"Several takes of the same thing, like a painter who does several pictures or drawings of the same subject and, each fresh time, progresses towards rightness."

"In the Greek Catholic liturgy:"Be attentive!""

"The most ordinary word, when put into place, suddenly acquires brilliance. That is the brilliance with which your images must shine."

"Ten properties of an object, according to Leonardo: light and dark, color and substance, form and position, distance and nearness, movement and stillness."

"The people I pass in the Avenue des Champs-Élysées appear to me like marble figures moved forward by springs. But let their eyes meet mine, and at once these walking and gazing statues become human."

"Hollow idea of "art cinema," of "art films." Art films, the ones most devoid of it."

"To forge for oneself iron laws, if only in order to obey or disobey them with difficulty."

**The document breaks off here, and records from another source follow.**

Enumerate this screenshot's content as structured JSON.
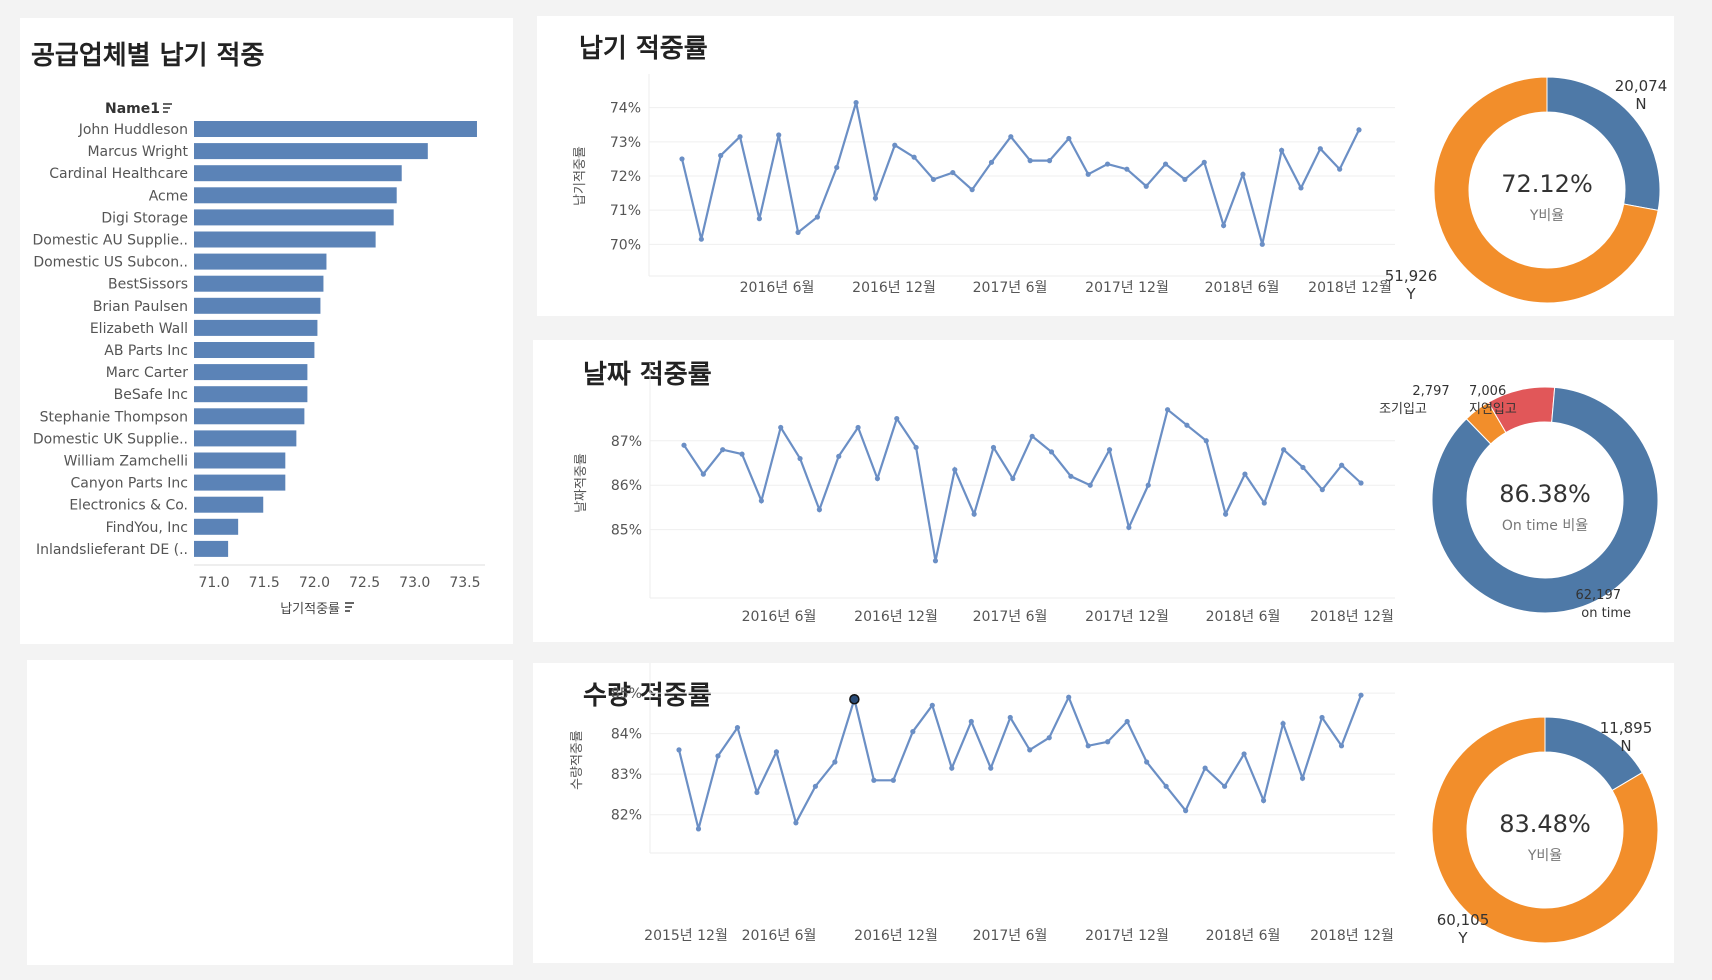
{
  "supplier_chart": {
    "title": "공급업체별 납기 적중",
    "row_header": "Name1",
    "xlabel": "납기적중률",
    "x_ticks": [
      "71.0",
      "71.5",
      "72.0",
      "72.5",
      "73.0",
      "73.5"
    ]
  },
  "delivery_panel": {
    "title": "납기 적중률",
    "ylabel": "납기적중률",
    "donut": {
      "center_value": "72.12%",
      "center_label": "Y비율",
      "labels": [
        {
          "value": "20,074",
          "name": "N"
        },
        {
          "value": "51,926",
          "name": "Y"
        }
      ]
    }
  },
  "date_panel": {
    "title": "날짜 적중률",
    "ylabel": "날짜적중률",
    "donut": {
      "center_value": "86.38%",
      "center_label": "On time 비율",
      "labels": [
        {
          "value": "2,797",
          "name": "조기입고"
        },
        {
          "value": "7,006",
          "name": "지연입고"
        },
        {
          "value": "62,197",
          "name": "on time"
        }
      ]
    }
  },
  "qty_panel": {
    "title": "수량 적중률",
    "ylabel": "수량적중률",
    "donut": {
      "center_value": "83.48%",
      "center_label": "Y비율",
      "labels": [
        {
          "value": "11,895",
          "name": "N"
        },
        {
          "value": "60,105",
          "name": "Y"
        }
      ]
    }
  },
  "colors": {
    "bar": "#5b83b7",
    "line": "#6b8fc5",
    "donut_blue": "#4e79a7",
    "donut_orange": "#f28e2b",
    "donut_red": "#e15759"
  },
  "chart_data": [
    {
      "type": "bar",
      "title": "공급업체별 납기 적중",
      "xlabel": "납기적중률",
      "categories": [
        "John Huddleson",
        "Marcus Wright",
        "Cardinal Healthcare",
        "Acme",
        "Digi Storage",
        "Domestic AU Supplie..",
        "Domestic US Subcon..",
        "BestSissors",
        "Brian Paulsen",
        "Elizabeth Wall",
        "AB Parts Inc",
        "Marc Carter",
        "BeSafe Inc",
        "Stephanie Thompson",
        "Domestic UK Supplie..",
        "William Zamchelli",
        "Canyon Parts Inc",
        "Electronics & Co.",
        "FindYou, Inc",
        "Inlandslieferant DE (.."
      ],
      "values": [
        73.62,
        73.13,
        72.87,
        72.82,
        72.79,
        72.61,
        72.12,
        72.09,
        72.06,
        72.03,
        72.0,
        71.93,
        71.93,
        71.9,
        71.82,
        71.71,
        71.71,
        71.49,
        71.24,
        71.14
      ],
      "xlim": [
        70.8,
        73.7
      ]
    },
    {
      "type": "line",
      "title": "납기 적중률",
      "ylabel": "납기적중률",
      "x_ticks": [
        "2016년 6월",
        "2016년 12월",
        "2017년 6월",
        "2017년 12월",
        "2018년 6월",
        "2018년 12월"
      ],
      "x": [
        "2015-12",
        "2016-01",
        "2016-02",
        "2016-03",
        "2016-04",
        "2016-05",
        "2016-06",
        "2016-07",
        "2016-08",
        "2016-09",
        "2016-10",
        "2016-11",
        "2016-12",
        "2017-01",
        "2017-02",
        "2017-03",
        "2017-04",
        "2017-05",
        "2017-06",
        "2017-07",
        "2017-08",
        "2017-09",
        "2017-10",
        "2017-11",
        "2017-12",
        "2018-01",
        "2018-02",
        "2018-03",
        "2018-04",
        "2018-05",
        "2018-06",
        "2018-07",
        "2018-08",
        "2018-09",
        "2018-10",
        "2018-11",
        "2018-12"
      ],
      "values": [
        72.5,
        70.15,
        72.6,
        73.15,
        70.75,
        73.2,
        70.35,
        70.8,
        72.25,
        74.15,
        71.35,
        72.9,
        72.55,
        71.9,
        72.1,
        71.6,
        72.4,
        73.15,
        72.45,
        72.45,
        73.1,
        72.05,
        72.35,
        72.2,
        71.7,
        72.35,
        71.9,
        72.4,
        70.55,
        72.05,
        70.0,
        72.75,
        71.65,
        72.8,
        72.2,
        73.35
      ],
      "y_ticks": [
        "70%",
        "71%",
        "72%",
        "73%",
        "74%"
      ],
      "ylim": [
        69.6,
        74.4
      ]
    },
    {
      "type": "pie",
      "title": "Y비율",
      "categories": [
        "N",
        "Y"
      ],
      "values": [
        20074,
        51926
      ],
      "center_text": "72.12%"
    },
    {
      "type": "line",
      "title": "날짜 적중률",
      "ylabel": "날짜적중률",
      "x_ticks": [
        "2016년 6월",
        "2016년 12월",
        "2017년 6월",
        "2017년 12월",
        "2018년 6월",
        "2018년 12월"
      ],
      "values": [
        86.9,
        86.25,
        86.8,
        86.7,
        85.65,
        87.3,
        86.6,
        85.45,
        86.65,
        87.3,
        86.15,
        87.5,
        86.85,
        84.3,
        86.35,
        85.35,
        86.85,
        86.15,
        87.1,
        86.75,
        86.2,
        86.0,
        86.8,
        85.05,
        86.0,
        87.7,
        87.35,
        87.0,
        85.35,
        86.25,
        85.6,
        86.8,
        86.4,
        85.9,
        86.45,
        86.05
      ],
      "y_ticks": [
        "85%",
        "86%",
        "87%"
      ],
      "ylim": [
        83.8,
        88.3
      ]
    },
    {
      "type": "pie",
      "title": "On time 비율",
      "categories": [
        "조기입고",
        "지연입고",
        "on time"
      ],
      "values": [
        2797,
        7006,
        62197
      ],
      "center_text": "86.38%"
    },
    {
      "type": "line",
      "title": "수량 적중률",
      "ylabel": "수량적중률",
      "x_ticks": [
        "2015년 12월",
        "2016년 6월",
        "2016년 12월",
        "2017년 6월",
        "2017년 12월",
        "2018년 6월",
        "2018년 12월"
      ],
      "values": [
        83.6,
        81.65,
        83.45,
        84.15,
        82.55,
        83.55,
        81.8,
        82.7,
        83.3,
        84.85,
        82.85,
        82.85,
        84.05,
        84.7,
        83.15,
        84.3,
        83.15,
        84.4,
        83.6,
        83.9,
        84.9,
        83.7,
        83.8,
        84.3,
        83.3,
        82.7,
        82.1,
        83.15,
        82.7,
        83.5,
        82.35,
        84.25,
        82.9,
        84.4,
        83.7,
        84.95
      ],
      "y_ticks": [
        "82%",
        "83%",
        "84%",
        "85%"
      ],
      "ylim": [
        81.4,
        85.3
      ]
    },
    {
      "type": "pie",
      "title": "Y비율",
      "categories": [
        "N",
        "Y"
      ],
      "values": [
        11895,
        60105
      ],
      "center_text": "83.48%"
    }
  ]
}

"In X's eyes the cinema is a special industry; in Y' an enlarged theatre. Z sees the box office figures."

"The future of cinematography belongs to a new race of young solitaries who will shoot films by putting their last penny into it and not let themselves be taken in by the material routines of the trade."

"In your passion for the true, people may see nothing but faddism."

"(1963) Left Rome abruptly, abandoned irrevocably the preparatory work for Genesis, to cut short idiotic discussions and desecrating obstruction. How strange it is that people can ask you to do what they themselves would certainly be prevented from doing, because they do not know what it is!"

"What economy!"

"Bach at the organ, admired by a pupil, answered: "It's a matter of striking the notes at exactly the right moment.""

"For want of truth, the public gets hooked on the false. Falconetti's way of casting her eyes to heaven, in Dreyer's film, used to draw tears."

"These horrible days - when shooting film disgusts me, when I am exhausted, powerless in the face of so many obstacles - are part of my method of work."

"Precision of aim lays one open to hesitations. Debussy: "I've spent a week deciding on one chord rather than another."

"Oscars to actors whose body, face and voice do not seem to be theirs, do not produce any certainty that they belong to them."

"MASTERPIECES. The masterpieces of painting or sculpture, such as the Giaconda or the Venus of Milo, have so many reasons for being admired that they are admired for both the good and the bad ones. CINEMA masterpieces are often admired only for the bad ones."

"In the NUDE, all that is not beautiful is obscene."

"Cézanne: "A chaque touche, je risque ma vie."

"Let nothing be changed and all be different."

"DIVINATION - how can one not associate that name with the two sublime machines I use for my work? Camera and tape recorder carry me far away from the intelligence which complicates everything.